## Task prompt
For this exercise, retype all the data exactly and exclude every image.
= = = = =
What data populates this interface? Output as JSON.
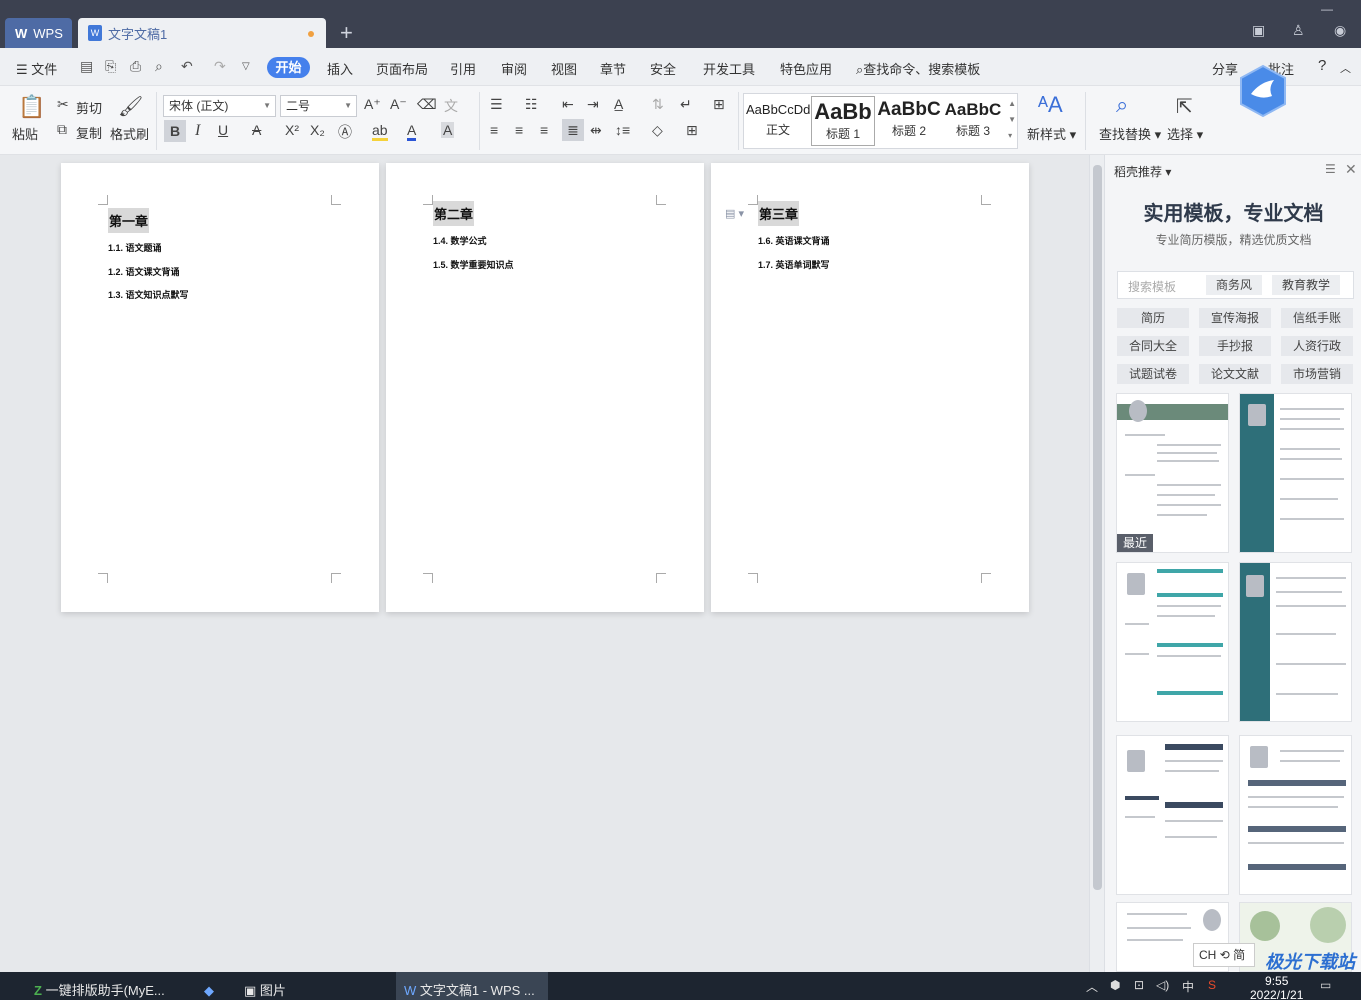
{
  "titlebar": {
    "wps_tab": "WPS",
    "doc_tab": "文字文稿1",
    "new_tab": "+"
  },
  "menubar": {
    "file": "文件",
    "items": [
      "开始",
      "插入",
      "页面布局",
      "引用",
      "审阅",
      "视图",
      "章节",
      "安全",
      "开发工具",
      "特色应用"
    ],
    "search": "查找命令、搜索模板",
    "share": "分享",
    "comment": "批注"
  },
  "ribbon": {
    "paste": "粘贴",
    "cut": "剪切",
    "copy": "复制",
    "format_painter": "格式刷",
    "font_name": "宋体 (正文)",
    "font_size": "二号",
    "styles": [
      {
        "sample": "AaBbCcDd",
        "name": "正文"
      },
      {
        "sample": "AaBb",
        "name": "标题 1"
      },
      {
        "sample": "AaBbC",
        "name": "标题 2"
      },
      {
        "sample": "AaBbC",
        "name": "标题 3"
      }
    ],
    "new_style": "新样式",
    "find_replace": "查找替换",
    "select": "选择"
  },
  "pages": [
    {
      "heading": "第一章",
      "items": [
        "1.1. 语文题诵",
        "1.2. 语文课文背诵",
        "1.3. 语文知识点默写"
      ]
    },
    {
      "heading": "第二章",
      "items": [
        "1.4. 数学公式",
        "1.5. 数学重要知识点"
      ]
    },
    {
      "heading": "第三章",
      "items": [
        "1.6. 英语课文背诵",
        "1.7. 英语单词默写"
      ]
    }
  ],
  "sidepanel": {
    "header": "稻壳推荐",
    "title": "实用模板，专业文档",
    "subtitle": "专业简历模版，精选优质文档",
    "search_placeholder": "搜索模板",
    "chips": [
      "商务风",
      "教育教学"
    ],
    "categories": [
      "简历",
      "宣传海报",
      "信纸手账",
      "合同大全",
      "手抄报",
      "人资行政",
      "试题试卷",
      "论文文献",
      "市场营销"
    ],
    "recent_label": "最近"
  },
  "taskbar": {
    "apps": [
      "一键排版助手(MyE...",
      "图片",
      "文字文稿1 - WPS ..."
    ],
    "ime": "CH",
    "lang": "中",
    "time": "9:55",
    "date": "2022/1/21"
  },
  "watermark": "极光下载站",
  "colors": {
    "accent": "#4580ec",
    "titlebar": "#3c4150",
    "template_teal": "#2e6f79"
  }
}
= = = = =
## Response to the exercise
What data populates this interface? Output as JSON.
{
  "titlebar": {
    "wps_tab": "WPS",
    "doc_tab": "文字文稿1",
    "new_tab": "+"
  },
  "menubar": {
    "file": "文件",
    "items": [
      "开始",
      "插入",
      "页面布局",
      "引用",
      "审阅",
      "视图",
      "章节",
      "安全",
      "开发工具",
      "特色应用"
    ],
    "search": "查找命令、搜索模板",
    "share": "分享",
    "comment": "批注"
  },
  "ribbon": {
    "paste": "粘贴",
    "cut": "剪切",
    "copy": "复制",
    "format_painter": "格式刷",
    "font_name": "宋体 (正文)",
    "font_size": "二号",
    "styles": [
      {
        "sample": "AaBbCcDd",
        "name": "正文"
      },
      {
        "sample": "AaBb",
        "name": "标题 1"
      },
      {
        "sample": "AaBbC",
        "name": "标题 2"
      },
      {
        "sample": "AaBbC",
        "name": "标题 3"
      }
    ],
    "new_style": "新样式",
    "find_replace": "查找替换",
    "select": "选择"
  },
  "pages": [
    {
      "heading": "第一章",
      "items": [
        "1.1. 语文题诵",
        "1.2. 语文课文背诵",
        "1.3. 语文知识点默写"
      ]
    },
    {
      "heading": "第二章",
      "items": [
        "1.4. 数学公式",
        "1.5. 数学重要知识点"
      ]
    },
    {
      "heading": "第三章",
      "items": [
        "1.6. 英语课文背诵",
        "1.7. 英语单词默写"
      ]
    }
  ],
  "sidepanel": {
    "header": "稻壳推荐",
    "title": "实用模板，专业文档",
    "subtitle": "专业简历模版，精选优质文档",
    "search_placeholder": "搜索模板",
    "chips": [
      "商务风",
      "教育教学"
    ],
    "categories": [
      "简历",
      "宣传海报",
      "信纸手账",
      "合同大全",
      "手抄报",
      "人资行政",
      "试题试卷",
      "论文文献",
      "市场营销"
    ],
    "recent_label": "最近"
  },
  "taskbar": {
    "apps": [
      "一键排版助手(MyE...",
      "图片",
      "文字文稿1 - WPS ..."
    ],
    "ime": "CH",
    "lang": "中",
    "time": "9:55",
    "date": "2022/1/21"
  },
  "watermark": "极光下载站",
  "colors": {
    "accent": "#4580ec",
    "titlebar": "#3c4150",
    "template_teal": "#2e6f79"
  }
}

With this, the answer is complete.